The following HTML text is provided to enhance online
readability. Many aspects of typography translate only awkwardly to HTML.
Please use the page image
as the authoritative form to ensure accuracy.
Emergency Medical Services at the Crossroads
with professional organizations, convene a panel of individuals with multidisciplinary expertise to develop evidence-based model prehospital careprotocols for the treatment, triage, and transport of patients (3.2). The transport protocols should also reflect the state of readiness of given facilities within a region at a particular point in time. Real-time, concurrent information on the availability of hospital resources and specialists should be furnished to EMS personnel to support transport decisions. Development of an initial set of model protocols should be completed within 18 months of the release of this report.
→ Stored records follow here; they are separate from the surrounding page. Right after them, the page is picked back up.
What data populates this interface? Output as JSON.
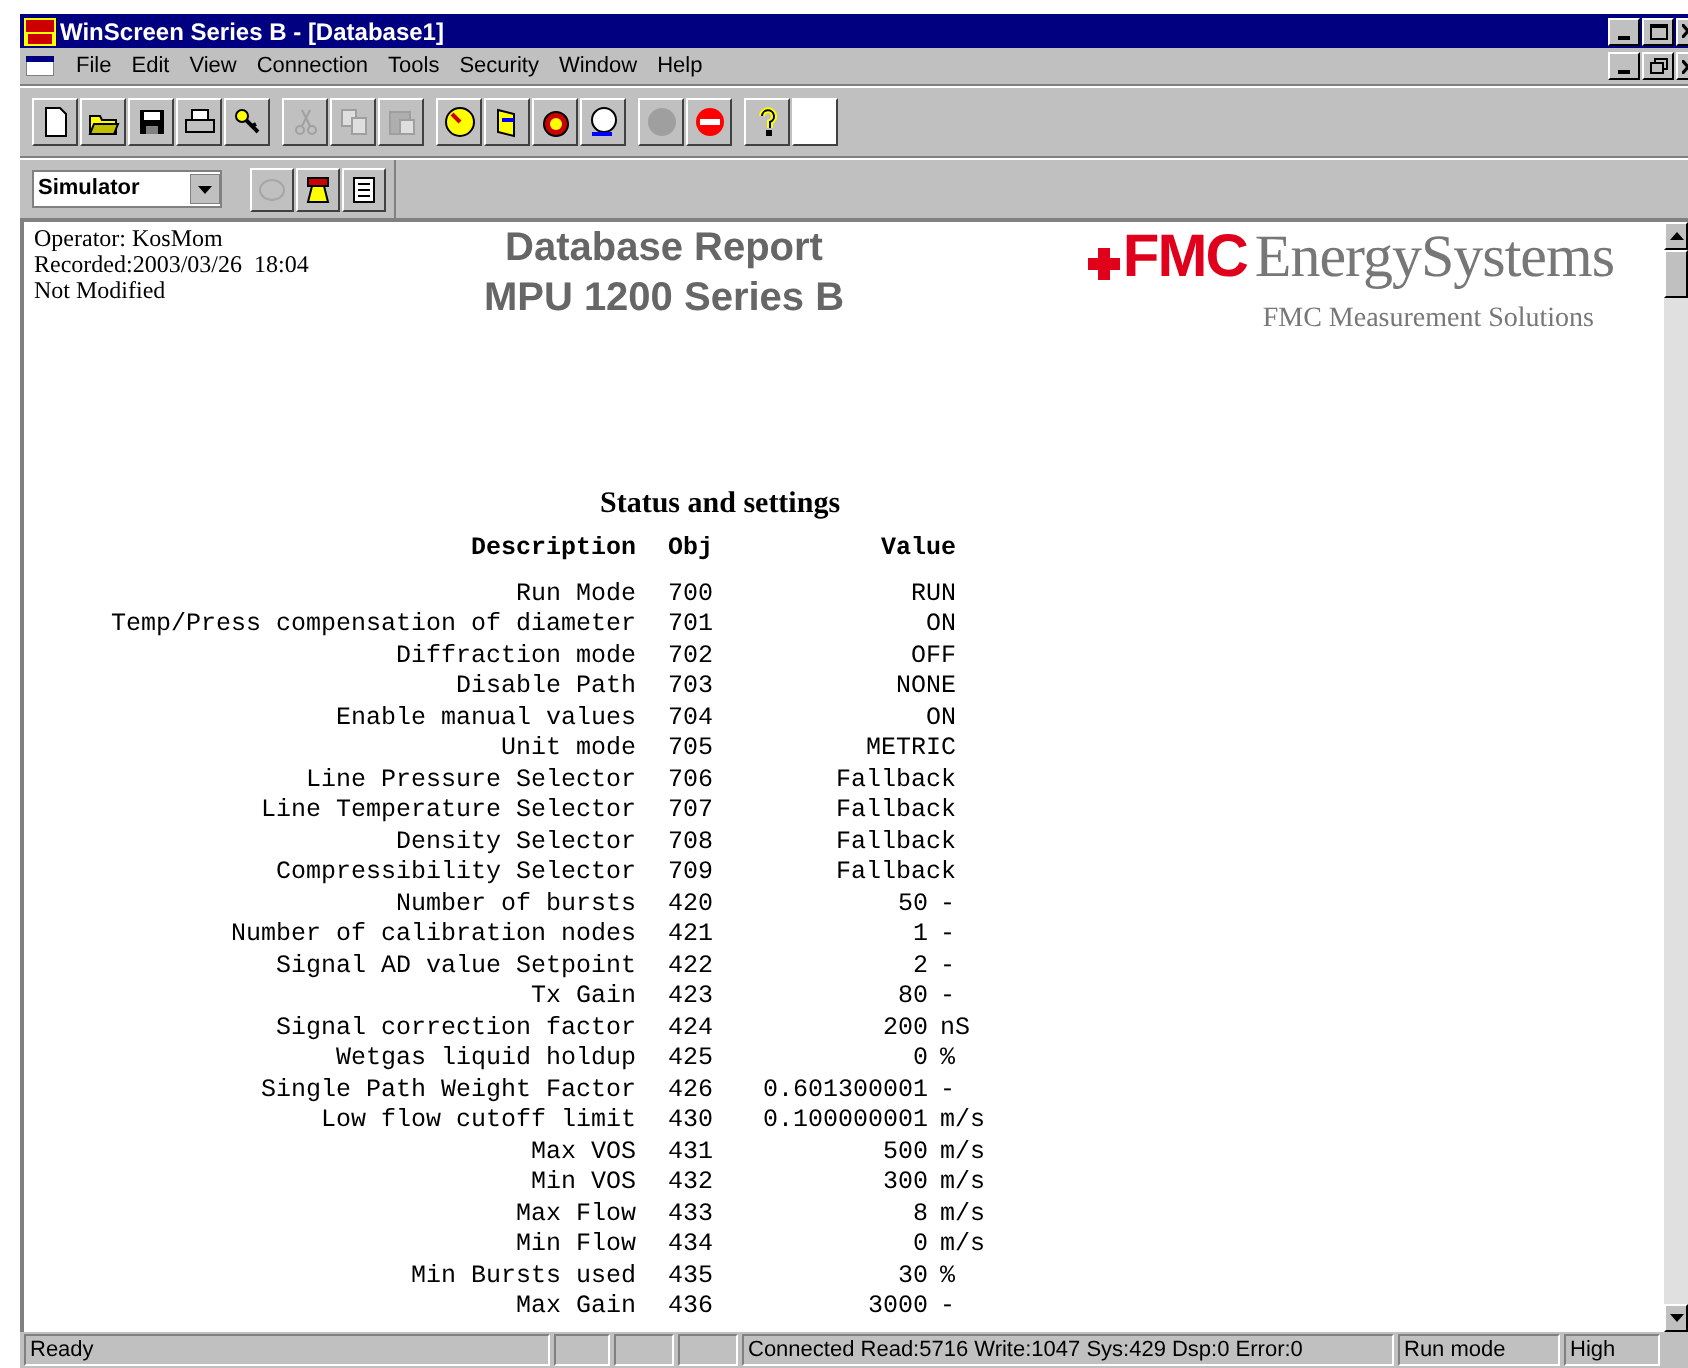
{
  "window": {
    "title": "WinScreen Series B - [Database1]"
  },
  "menu": [
    "File",
    "Edit",
    "View",
    "Connection",
    "Tools",
    "Security",
    "Window",
    "Help"
  ],
  "toolbar": [
    [
      {
        "disabled": false
      },
      {
        "disabled": false
      },
      {
        "disabled": false
      },
      {
        "disabled": false
      },
      {
        "disabled": false
      }
    ],
    [
      {
        "disabled": true
      },
      {
        "disabled": true
      },
      {
        "disabled": true
      }
    ],
    [
      {
        "disabled": false
      },
      {
        "disabled": false
      },
      {
        "disabled": false
      },
      {
        "disabled": false
      }
    ],
    [
      {
        "disabled": true
      },
      {
        "disabled": false
      }
    ],
    [
      {
        "disabled": false
      },
      {
        "disabled": false
      }
    ]
  ],
  "connection_toolbar": {
    "dropdown": "Simulator",
    "buttons": [
      {
        "disabled": true
      },
      {
        "disabled": false
      },
      {
        "disabled": false
      }
    ]
  },
  "report": {
    "info": [
      "Operator: KosMom",
      "Recorded:2003/03/26  18:04",
      "Not Modified"
    ],
    "title": [
      "Database Report",
      "MPU 1200 Series B"
    ],
    "logo": {
      "mark": "FMC",
      "name": "EnergySystems",
      "tagline": "FMC Measurement Solutions"
    },
    "section": "Status and settings",
    "columns": [
      "Description",
      "Obj",
      "Value"
    ],
    "rows": [
      {
        "description": "Run Mode",
        "obj": "700",
        "value": "RUN"
      },
      {
        "description": "Temp/Press compensation of diameter",
        "obj": "701",
        "value": "ON"
      },
      {
        "description": "Diffraction mode",
        "obj": "702",
        "value": "OFF"
      },
      {
        "description": "Disable Path",
        "obj": "703",
        "value": "NONE"
      },
      {
        "description": "Enable manual values",
        "obj": "704",
        "value": "ON"
      },
      {
        "description": "Unit mode",
        "obj": "705",
        "value": "METRIC"
      },
      {
        "description": "Line Pressure Selector",
        "obj": "706",
        "value": "Fallback"
      },
      {
        "description": "Line Temperature Selector",
        "obj": "707",
        "value": "Fallback"
      },
      {
        "description": "Density Selector",
        "obj": "708",
        "value": "Fallback"
      },
      {
        "description": "Compressibility Selector",
        "obj": "709",
        "value": "Fallback"
      },
      {
        "description": "Number of bursts",
        "obj": "420",
        "value": "50",
        "unit": "-"
      },
      {
        "description": "Number of calibration nodes",
        "obj": "421",
        "value": "1",
        "unit": "-"
      },
      {
        "description": "Signal AD value Setpoint",
        "obj": "422",
        "value": "2",
        "unit": "-"
      },
      {
        "description": "Tx Gain",
        "obj": "423",
        "value": "80",
        "unit": "-"
      },
      {
        "description": "Signal correction factor",
        "obj": "424",
        "value": "200",
        "unit": "nS"
      },
      {
        "description": "Wetgas liquid holdup",
        "obj": "425",
        "value": "0",
        "unit": "%"
      },
      {
        "description": "Single Path Weight Factor",
        "obj": "426",
        "value": "0.601300001",
        "unit": "-"
      },
      {
        "description": "Low flow cutoff limit",
        "obj": "430",
        "value": "0.100000001",
        "unit": "m/s"
      },
      {
        "description": "Max VOS",
        "obj": "431",
        "value": "500",
        "unit": "m/s"
      },
      {
        "description": "Min VOS",
        "obj": "432",
        "value": "300",
        "unit": "m/s"
      },
      {
        "description": "Max Flow",
        "obj": "433",
        "value": "8",
        "unit": "m/s"
      },
      {
        "description": "Min Flow",
        "obj": "434",
        "value": "0",
        "unit": "m/s"
      },
      {
        "description": "Min Bursts used",
        "obj": "435",
        "value": "30",
        "unit": "%"
      },
      {
        "description": "Max Gain",
        "obj": "436",
        "value": "3000",
        "unit": "-"
      }
    ]
  },
  "status_bar": {
    "message": "Ready",
    "connection": "Connected Read:5716 Write:1047 Sys:429 Dsp:0 Error:0",
    "mode": "Run mode",
    "access": "High"
  }
}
These protocols would facilitate much more uniform treatment of injuries and illnesses nationwide so that all patients would receive the current standard of care at the most appropriate location. The protocols might require modification to reflect local resources, capabilities, and transport times; however, they would acknowledge the fact that the basic pathophysiology of human illness is the same in all areas of the country. Once in place, the national protocols could be tailored to local assets and needs. The process for updating the protocols will also be important because it will dictate how rapidly patients will receive the current standard of care.
The 1966 NAS/NRC report Accidental Death and Disability anticipated the need to categorize care facilities and improve transport decisions:
The patient must be transported to the emergency department best prepared for his particular problem…. Hospital emergency departments should be surveyed … to determine the numbers and types of emergency facilities necessary to provide optimal emergency treatment for the occupants of each region…. Once the required numbers and types of treatment facilities have been determined, it may be necessary to lessen the requirements at some institutions, increase them in others, and even redistribute resources to support space, equipment, and personnel in the major emergency facilities. Until patient, ambulance driver, and hospital staff are in accord as to what the patient might reasonably expect and what the staff of an emergency facility can logically be expected to administer, and until effective transportation and adequate communication are provided to deliver casualties to proper facilities, our present levels of knowledge cannot be applied to optimal care and little reduction in mortality and/or lasting disability can be expected. (NAS and NRC, 1966, p. 20)
These views were echoed in the 1993 Institute of Medicine (IOM) report Emergency Medical Services for Children, which stated that “categorization and regionalization are essential for full and effective operation of systems” (IOM, 1993, p. 171).
Once the decision has been made to transport a patient, the responding ambulance unit should be instructed—either by written protocol or by on-line medical direction—which hospital should receive the patient (see Figure 3-1). This instruction should be based on developed transport